── Input ──
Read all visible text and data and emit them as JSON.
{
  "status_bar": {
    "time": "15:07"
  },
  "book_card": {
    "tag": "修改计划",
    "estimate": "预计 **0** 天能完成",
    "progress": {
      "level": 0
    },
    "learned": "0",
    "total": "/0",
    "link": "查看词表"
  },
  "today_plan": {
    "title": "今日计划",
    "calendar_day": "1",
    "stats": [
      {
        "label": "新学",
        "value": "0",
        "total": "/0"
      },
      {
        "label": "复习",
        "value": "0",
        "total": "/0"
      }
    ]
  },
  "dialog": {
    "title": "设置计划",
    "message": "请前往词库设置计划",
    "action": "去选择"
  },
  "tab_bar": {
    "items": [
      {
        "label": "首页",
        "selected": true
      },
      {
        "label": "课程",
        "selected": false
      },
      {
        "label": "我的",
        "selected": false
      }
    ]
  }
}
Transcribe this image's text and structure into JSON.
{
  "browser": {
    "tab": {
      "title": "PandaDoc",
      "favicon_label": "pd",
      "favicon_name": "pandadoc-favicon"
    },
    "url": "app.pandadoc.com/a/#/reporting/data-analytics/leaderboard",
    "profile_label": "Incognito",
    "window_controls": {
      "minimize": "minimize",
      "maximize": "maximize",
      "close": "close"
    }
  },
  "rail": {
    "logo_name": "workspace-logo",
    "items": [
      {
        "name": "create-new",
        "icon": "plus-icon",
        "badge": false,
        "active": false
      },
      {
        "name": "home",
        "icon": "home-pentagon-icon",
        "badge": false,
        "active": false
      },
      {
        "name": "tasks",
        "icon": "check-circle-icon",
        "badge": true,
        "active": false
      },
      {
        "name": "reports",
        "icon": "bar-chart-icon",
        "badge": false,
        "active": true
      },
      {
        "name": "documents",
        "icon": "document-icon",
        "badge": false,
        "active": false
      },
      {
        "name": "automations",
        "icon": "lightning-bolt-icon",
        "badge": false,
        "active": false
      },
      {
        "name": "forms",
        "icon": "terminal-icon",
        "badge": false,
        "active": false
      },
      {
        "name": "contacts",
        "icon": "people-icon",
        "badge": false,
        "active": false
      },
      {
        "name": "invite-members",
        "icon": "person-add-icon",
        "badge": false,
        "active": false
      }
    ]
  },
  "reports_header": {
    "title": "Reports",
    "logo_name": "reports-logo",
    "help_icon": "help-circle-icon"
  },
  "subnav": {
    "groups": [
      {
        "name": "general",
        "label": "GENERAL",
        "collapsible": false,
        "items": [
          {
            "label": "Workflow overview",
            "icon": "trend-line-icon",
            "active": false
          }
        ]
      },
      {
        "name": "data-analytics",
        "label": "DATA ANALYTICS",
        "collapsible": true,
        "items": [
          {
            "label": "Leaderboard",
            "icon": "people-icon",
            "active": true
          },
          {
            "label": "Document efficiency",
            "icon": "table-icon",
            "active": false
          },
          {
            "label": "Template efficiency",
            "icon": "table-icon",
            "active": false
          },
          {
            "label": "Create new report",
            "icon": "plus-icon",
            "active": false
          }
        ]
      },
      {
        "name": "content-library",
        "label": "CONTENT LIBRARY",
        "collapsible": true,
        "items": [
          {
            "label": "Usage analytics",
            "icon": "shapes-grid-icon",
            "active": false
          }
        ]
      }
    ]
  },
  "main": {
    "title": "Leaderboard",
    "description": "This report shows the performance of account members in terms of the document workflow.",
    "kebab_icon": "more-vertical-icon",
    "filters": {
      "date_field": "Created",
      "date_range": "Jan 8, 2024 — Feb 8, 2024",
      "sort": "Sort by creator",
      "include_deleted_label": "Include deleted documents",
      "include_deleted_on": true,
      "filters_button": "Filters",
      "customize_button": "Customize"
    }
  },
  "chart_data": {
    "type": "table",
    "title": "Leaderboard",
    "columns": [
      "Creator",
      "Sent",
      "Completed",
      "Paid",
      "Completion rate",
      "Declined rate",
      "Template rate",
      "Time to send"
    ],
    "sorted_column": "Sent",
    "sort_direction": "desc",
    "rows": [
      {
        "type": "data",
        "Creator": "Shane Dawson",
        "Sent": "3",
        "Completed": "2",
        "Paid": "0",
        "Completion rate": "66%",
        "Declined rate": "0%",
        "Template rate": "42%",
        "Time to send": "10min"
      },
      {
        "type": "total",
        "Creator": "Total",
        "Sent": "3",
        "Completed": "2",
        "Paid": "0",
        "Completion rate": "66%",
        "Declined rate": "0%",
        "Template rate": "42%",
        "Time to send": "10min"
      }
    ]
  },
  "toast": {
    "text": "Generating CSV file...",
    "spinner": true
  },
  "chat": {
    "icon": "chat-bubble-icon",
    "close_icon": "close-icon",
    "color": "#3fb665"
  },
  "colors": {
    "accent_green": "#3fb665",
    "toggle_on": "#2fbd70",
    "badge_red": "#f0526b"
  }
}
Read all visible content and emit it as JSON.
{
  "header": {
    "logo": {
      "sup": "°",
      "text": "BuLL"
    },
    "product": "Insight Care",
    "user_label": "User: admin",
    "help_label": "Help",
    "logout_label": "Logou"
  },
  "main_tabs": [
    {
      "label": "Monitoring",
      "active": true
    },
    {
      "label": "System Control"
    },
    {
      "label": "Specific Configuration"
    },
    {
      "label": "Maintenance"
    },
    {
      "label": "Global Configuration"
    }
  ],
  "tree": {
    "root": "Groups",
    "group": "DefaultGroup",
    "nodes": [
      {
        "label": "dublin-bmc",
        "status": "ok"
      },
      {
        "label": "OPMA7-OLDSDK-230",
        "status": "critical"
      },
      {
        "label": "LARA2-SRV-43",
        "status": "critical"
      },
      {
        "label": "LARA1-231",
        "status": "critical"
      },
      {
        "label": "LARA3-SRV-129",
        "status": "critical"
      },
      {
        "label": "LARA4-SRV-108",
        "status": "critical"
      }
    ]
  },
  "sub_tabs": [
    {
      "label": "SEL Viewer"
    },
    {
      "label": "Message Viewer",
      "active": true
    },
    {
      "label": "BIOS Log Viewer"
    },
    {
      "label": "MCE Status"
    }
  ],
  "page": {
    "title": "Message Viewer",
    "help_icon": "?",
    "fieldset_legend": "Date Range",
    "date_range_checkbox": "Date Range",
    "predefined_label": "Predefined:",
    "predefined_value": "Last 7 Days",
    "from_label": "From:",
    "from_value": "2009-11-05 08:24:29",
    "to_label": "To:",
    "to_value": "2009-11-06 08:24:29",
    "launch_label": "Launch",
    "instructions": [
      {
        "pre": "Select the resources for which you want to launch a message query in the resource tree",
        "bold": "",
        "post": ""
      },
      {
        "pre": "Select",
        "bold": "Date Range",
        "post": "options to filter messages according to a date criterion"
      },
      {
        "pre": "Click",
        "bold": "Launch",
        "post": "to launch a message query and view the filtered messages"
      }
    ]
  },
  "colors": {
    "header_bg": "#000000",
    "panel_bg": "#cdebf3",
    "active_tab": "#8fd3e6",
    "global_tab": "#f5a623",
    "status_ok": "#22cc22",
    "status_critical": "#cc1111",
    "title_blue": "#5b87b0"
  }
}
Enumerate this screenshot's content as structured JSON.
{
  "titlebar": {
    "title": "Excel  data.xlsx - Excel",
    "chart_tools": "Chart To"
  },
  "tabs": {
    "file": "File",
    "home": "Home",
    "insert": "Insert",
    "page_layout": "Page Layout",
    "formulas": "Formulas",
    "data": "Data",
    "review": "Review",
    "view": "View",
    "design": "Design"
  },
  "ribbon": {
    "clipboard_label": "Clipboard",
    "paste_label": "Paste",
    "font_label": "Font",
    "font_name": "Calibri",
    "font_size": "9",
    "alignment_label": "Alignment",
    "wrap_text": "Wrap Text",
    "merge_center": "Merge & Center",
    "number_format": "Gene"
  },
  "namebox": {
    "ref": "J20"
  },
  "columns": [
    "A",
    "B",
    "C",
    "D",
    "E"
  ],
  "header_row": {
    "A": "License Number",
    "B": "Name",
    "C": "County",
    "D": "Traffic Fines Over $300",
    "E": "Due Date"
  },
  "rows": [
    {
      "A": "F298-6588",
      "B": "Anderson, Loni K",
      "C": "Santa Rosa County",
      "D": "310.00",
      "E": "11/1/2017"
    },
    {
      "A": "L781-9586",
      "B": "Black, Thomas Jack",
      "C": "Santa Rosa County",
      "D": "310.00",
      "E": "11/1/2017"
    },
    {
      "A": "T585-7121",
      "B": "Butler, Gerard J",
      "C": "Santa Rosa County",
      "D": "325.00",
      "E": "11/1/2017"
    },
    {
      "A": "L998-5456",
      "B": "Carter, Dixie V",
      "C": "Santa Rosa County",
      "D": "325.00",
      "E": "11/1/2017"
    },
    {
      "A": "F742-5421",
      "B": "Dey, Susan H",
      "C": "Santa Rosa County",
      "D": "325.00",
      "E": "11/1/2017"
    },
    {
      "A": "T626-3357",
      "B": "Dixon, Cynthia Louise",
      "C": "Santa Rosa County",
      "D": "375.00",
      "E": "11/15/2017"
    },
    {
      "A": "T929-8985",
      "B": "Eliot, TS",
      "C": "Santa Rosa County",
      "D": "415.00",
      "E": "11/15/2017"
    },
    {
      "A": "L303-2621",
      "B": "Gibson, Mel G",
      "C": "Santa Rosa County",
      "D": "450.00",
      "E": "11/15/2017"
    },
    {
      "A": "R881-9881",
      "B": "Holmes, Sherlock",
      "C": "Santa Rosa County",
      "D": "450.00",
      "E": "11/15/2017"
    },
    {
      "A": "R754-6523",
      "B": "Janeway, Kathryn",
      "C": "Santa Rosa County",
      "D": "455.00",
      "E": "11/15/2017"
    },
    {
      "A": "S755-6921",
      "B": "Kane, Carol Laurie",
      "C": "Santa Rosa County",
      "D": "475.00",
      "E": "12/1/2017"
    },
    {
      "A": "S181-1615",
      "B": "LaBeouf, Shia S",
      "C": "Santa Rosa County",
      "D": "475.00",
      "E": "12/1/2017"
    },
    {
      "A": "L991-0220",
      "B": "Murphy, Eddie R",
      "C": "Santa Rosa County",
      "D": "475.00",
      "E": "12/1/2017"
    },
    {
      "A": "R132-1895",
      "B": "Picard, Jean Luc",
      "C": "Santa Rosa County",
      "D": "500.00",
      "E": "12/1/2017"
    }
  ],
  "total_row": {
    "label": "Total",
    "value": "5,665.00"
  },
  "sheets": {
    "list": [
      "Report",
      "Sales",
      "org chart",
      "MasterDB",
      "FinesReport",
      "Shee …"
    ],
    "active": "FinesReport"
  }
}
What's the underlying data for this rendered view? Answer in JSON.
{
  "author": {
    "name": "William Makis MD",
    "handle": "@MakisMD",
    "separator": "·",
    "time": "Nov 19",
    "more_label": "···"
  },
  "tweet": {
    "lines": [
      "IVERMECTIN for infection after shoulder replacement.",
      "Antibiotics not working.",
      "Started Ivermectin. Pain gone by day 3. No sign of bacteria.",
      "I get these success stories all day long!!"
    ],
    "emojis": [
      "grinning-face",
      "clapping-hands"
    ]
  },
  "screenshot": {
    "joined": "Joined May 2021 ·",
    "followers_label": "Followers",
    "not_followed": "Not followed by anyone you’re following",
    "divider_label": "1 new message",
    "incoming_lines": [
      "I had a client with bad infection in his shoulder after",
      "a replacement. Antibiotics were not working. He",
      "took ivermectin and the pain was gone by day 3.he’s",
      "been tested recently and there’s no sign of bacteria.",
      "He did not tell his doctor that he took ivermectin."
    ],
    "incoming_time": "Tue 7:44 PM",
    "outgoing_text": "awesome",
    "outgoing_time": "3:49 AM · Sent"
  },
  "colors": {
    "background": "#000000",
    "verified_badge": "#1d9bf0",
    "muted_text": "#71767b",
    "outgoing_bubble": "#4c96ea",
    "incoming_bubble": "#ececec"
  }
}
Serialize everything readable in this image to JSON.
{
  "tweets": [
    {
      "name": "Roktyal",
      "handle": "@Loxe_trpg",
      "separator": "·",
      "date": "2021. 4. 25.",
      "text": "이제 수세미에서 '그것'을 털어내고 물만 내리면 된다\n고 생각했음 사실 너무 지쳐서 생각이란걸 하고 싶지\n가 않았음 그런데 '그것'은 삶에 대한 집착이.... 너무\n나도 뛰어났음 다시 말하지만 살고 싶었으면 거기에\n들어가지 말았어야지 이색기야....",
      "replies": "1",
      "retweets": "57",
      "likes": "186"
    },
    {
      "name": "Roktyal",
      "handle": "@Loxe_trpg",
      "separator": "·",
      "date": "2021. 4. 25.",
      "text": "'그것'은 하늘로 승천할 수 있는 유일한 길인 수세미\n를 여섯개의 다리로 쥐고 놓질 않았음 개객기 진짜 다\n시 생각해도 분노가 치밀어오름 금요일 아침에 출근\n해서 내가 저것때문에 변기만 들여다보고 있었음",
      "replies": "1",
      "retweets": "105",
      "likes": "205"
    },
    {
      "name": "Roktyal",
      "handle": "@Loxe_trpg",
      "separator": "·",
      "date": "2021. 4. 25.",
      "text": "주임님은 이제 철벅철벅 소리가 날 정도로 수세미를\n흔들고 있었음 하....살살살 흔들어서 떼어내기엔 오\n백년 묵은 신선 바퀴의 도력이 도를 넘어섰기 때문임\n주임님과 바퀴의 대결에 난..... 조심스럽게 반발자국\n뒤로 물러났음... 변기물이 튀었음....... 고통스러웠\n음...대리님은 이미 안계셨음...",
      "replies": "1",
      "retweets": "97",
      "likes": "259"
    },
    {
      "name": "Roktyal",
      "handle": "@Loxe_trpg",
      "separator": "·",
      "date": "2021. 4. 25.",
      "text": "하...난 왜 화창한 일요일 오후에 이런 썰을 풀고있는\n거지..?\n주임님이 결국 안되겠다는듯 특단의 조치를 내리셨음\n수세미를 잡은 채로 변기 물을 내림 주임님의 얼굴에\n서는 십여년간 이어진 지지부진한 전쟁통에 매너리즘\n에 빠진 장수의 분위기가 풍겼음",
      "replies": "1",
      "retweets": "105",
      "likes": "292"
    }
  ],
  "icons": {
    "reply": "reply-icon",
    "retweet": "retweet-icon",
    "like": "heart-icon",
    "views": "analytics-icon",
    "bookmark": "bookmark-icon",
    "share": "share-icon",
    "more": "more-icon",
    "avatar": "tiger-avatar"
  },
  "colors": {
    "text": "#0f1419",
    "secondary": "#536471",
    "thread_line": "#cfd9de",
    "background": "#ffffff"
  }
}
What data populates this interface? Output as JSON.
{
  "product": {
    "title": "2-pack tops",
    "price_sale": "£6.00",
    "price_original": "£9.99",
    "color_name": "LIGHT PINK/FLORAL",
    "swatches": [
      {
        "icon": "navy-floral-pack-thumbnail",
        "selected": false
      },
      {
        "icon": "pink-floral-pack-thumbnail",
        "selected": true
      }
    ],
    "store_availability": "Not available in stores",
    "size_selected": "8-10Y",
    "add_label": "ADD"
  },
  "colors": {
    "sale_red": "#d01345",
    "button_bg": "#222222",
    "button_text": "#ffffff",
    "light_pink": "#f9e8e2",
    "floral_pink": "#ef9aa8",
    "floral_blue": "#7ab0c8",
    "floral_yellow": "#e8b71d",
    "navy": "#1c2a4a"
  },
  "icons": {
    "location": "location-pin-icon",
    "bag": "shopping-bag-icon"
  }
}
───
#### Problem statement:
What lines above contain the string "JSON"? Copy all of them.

#### Solution below:
Read all visible text and data and emit them as JSON.
Transcribe this image's text and structure into JSON.
Read all visible content and emit it as JSON.
Enumerate this screenshot's content as structured JSON.
What's the underlying data for this rendered view? Answer in JSON.
Serialize everything readable in this image to JSON.
What data populates this interface? Output as JSON.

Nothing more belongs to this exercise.